### Exercise
Nothing but an exact copy of the records below counts as the answer.

### Input data
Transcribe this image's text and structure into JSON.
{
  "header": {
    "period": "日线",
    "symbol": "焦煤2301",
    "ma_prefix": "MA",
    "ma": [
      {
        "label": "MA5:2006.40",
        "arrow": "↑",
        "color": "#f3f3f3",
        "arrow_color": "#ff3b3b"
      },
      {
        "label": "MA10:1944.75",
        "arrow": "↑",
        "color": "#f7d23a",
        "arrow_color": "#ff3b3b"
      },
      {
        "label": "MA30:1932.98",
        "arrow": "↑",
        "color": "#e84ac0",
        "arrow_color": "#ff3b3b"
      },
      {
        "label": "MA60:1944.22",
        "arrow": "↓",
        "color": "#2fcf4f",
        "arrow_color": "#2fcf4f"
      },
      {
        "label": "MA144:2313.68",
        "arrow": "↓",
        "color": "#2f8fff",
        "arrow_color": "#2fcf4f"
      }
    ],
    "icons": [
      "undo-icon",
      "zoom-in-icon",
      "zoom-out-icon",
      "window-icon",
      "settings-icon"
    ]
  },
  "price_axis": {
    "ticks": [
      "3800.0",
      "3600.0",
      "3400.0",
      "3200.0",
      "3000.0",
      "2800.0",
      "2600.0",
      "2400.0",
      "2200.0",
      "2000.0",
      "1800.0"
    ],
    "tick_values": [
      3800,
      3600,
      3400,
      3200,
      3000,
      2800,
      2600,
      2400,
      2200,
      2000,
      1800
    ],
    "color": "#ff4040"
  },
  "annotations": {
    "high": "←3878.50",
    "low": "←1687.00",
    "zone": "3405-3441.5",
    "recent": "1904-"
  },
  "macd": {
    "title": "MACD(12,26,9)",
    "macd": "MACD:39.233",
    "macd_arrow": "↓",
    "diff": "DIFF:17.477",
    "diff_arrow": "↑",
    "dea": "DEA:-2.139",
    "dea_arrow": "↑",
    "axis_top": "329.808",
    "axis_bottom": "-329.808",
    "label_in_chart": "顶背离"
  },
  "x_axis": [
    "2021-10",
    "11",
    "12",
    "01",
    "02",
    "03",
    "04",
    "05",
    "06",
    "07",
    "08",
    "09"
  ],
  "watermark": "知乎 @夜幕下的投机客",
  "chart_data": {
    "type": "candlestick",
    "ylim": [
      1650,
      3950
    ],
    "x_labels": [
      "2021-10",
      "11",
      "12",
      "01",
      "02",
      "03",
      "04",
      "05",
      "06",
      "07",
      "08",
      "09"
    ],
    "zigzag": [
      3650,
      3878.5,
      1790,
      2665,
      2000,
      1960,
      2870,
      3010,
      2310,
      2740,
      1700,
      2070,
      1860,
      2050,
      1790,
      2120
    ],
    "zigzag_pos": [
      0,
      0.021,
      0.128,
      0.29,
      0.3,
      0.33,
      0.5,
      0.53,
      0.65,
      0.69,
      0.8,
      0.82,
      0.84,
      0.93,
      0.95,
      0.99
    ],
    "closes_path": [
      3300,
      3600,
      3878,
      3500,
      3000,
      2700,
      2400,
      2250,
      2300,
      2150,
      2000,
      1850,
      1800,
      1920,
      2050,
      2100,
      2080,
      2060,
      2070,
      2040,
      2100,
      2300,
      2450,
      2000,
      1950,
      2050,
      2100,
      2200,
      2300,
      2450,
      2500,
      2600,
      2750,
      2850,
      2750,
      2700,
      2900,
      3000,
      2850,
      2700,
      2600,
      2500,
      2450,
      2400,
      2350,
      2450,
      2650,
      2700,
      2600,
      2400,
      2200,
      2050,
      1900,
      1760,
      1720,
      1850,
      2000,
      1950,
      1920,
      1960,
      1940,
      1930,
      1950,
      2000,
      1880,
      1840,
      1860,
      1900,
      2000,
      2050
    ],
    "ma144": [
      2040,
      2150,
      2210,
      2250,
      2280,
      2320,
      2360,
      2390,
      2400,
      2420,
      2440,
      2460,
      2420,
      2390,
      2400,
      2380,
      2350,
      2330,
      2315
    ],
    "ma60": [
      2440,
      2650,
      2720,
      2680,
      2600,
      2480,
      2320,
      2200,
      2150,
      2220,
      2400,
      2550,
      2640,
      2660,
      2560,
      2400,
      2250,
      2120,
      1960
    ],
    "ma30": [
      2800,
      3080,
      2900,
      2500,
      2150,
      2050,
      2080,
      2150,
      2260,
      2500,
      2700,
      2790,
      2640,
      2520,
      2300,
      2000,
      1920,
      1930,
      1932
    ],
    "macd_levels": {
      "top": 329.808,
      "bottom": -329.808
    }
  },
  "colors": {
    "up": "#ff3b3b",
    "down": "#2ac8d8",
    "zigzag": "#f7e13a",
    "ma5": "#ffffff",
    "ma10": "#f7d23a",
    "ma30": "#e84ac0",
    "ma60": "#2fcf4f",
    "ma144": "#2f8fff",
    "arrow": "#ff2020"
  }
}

### Result below
Transcribe this image's text and structure into JSON.
{
  "header": {
    "period": "日线",
    "symbol": "焦煤2301",
    "ma_prefix": "MA",
    "ma": [
      {
        "label": "MA5:2006.40",
        "arrow": "↑",
        "color": "#f3f3f3",
        "arrow_color": "#ff3b3b"
      },
      {
        "label": "MA10:1944.75",
        "arrow": "↑",
        "color": "#f7d23a",
        "arrow_color": "#ff3b3b"
      },
      {
        "label": "MA30:1932.98",
        "arrow": "↑",
        "color": "#e84ac0",
        "arrow_color": "#ff3b3b"
      },
      {
        "label": "MA60:1944.22",
        "arrow": "↓",
        "color": "#2fcf4f",
        "arrow_color": "#2fcf4f"
      },
      {
        "label": "MA144:2313.68",
        "arrow": "↓",
        "color": "#2f8fff",
        "arrow_color": "#2fcf4f"
      }
    ],
    "icons": [
      "undo-icon",
      "zoom-in-icon",
      "zoom-out-icon",
      "window-icon",
      "settings-icon"
    ]
  },
  "price_axis": {
    "ticks": [
      "3800.0",
      "3600.0",
      "3400.0",
      "3200.0",
      "3000.0",
      "2800.0",
      "2600.0",
      "2400.0",
      "2200.0",
      "2000.0",
      "1800.0"
    ],
    "tick_values": [
      3800,
      3600,
      3400,
      3200,
      3000,
      2800,
      2600,
      2400,
      2200,
      2000,
      1800
    ],
    "color": "#ff4040"
  },
  "annotations": {
    "high": "←3878.50",
    "low": "←1687.00",
    "zone": "3405-3441.5",
    "recent": "1904-"
  },
  "macd": {
    "title": "MACD(12,26,9)",
    "macd": "MACD:39.233",
    "macd_arrow": "↓",
    "diff": "DIFF:17.477",
    "diff_arrow": "↑",
    "dea": "DEA:-2.139",
    "dea_arrow": "↑",
    "axis_top": "329.808",
    "axis_bottom": "-329.808",
    "label_in_chart": "顶背离"
  },
  "x_axis": [
    "2021-10",
    "11",
    "12",
    "01",
    "02",
    "03",
    "04",
    "05",
    "06",
    "07",
    "08",
    "09"
  ],
  "watermark": "知乎 @夜幕下的投机客",
  "chart_data": {
    "type": "candlestick",
    "ylim": [
      1650,
      3950
    ],
    "x_labels": [
      "2021-10",
      "11",
      "12",
      "01",
      "02",
      "03",
      "04",
      "05",
      "06",
      "07",
      "08",
      "09"
    ],
    "zigzag": [
      3650,
      3878.5,
      1790,
      2665,
      2000,
      1960,
      2870,
      3010,
      2310,
      2740,
      1700,
      2070,
      1860,
      2050,
      1790,
      2120
    ],
    "zigzag_pos": [
      0,
      0.021,
      0.128,
      0.29,
      0.3,
      0.33,
      0.5,
      0.53,
      0.65,
      0.69,
      0.8,
      0.82,
      0.84,
      0.93,
      0.95,
      0.99
    ],
    "closes_path": [
      3300,
      3600,
      3878,
      3500,
      3000,
      2700,
      2400,
      2250,
      2300,
      2150,
      2000,
      1850,
      1800,
      1920,
      2050,
      2100,
      2080,
      2060,
      2070,
      2040,
      2100,
      2300,
      2450,
      2000,
      1950,
      2050,
      2100,
      2200,
      2300,
      2450,
      2500,
      2600,
      2750,
      2850,
      2750,
      2700,
      2900,
      3000,
      2850,
      2700,
      2600,
      2500,
      2450,
      2400,
      2350,
      2450,
      2650,
      2700,
      2600,
      2400,
      2200,
      2050,
      1900,
      1760,
      1720,
      1850,
      2000,
      1950,
      1920,
      1960,
      1940,
      1930,
      1950,
      2000,
      1880,
      1840,
      1860,
      1900,
      2000,
      2050
    ],
    "ma144": [
      2040,
      2150,
      2210,
      2250,
      2280,
      2320,
      2360,
      2390,
      2400,
      2420,
      2440,
      2460,
      2420,
      2390,
      2400,
      2380,
      2350,
      2330,
      2315
    ],
    "ma60": [
      2440,
      2650,
      2720,
      2680,
      2600,
      2480,
      2320,
      2200,
      2150,
      2220,
      2400,
      2550,
      2640,
      2660,
      2560,
      2400,
      2250,
      2120,
      1960
    ],
    "ma30": [
      2800,
      3080,
      2900,
      2500,
      2150,
      2050,
      2080,
      2150,
      2260,
      2500,
      2700,
      2790,
      2640,
      2520,
      2300,
      2000,
      1920,
      1930,
      1932
    ],
    "macd_levels": {
      "top": 329.808,
      "bottom": -329.808
    }
  },
  "colors": {
    "up": "#ff3b3b",
    "down": "#2ac8d8",
    "zigzag": "#f7e13a",
    "ma5": "#ffffff",
    "ma10": "#f7d23a",
    "ma30": "#e84ac0",
    "ma60": "#2fcf4f",
    "ma144": "#2f8fff",
    "arrow": "#ff2020"
  }
}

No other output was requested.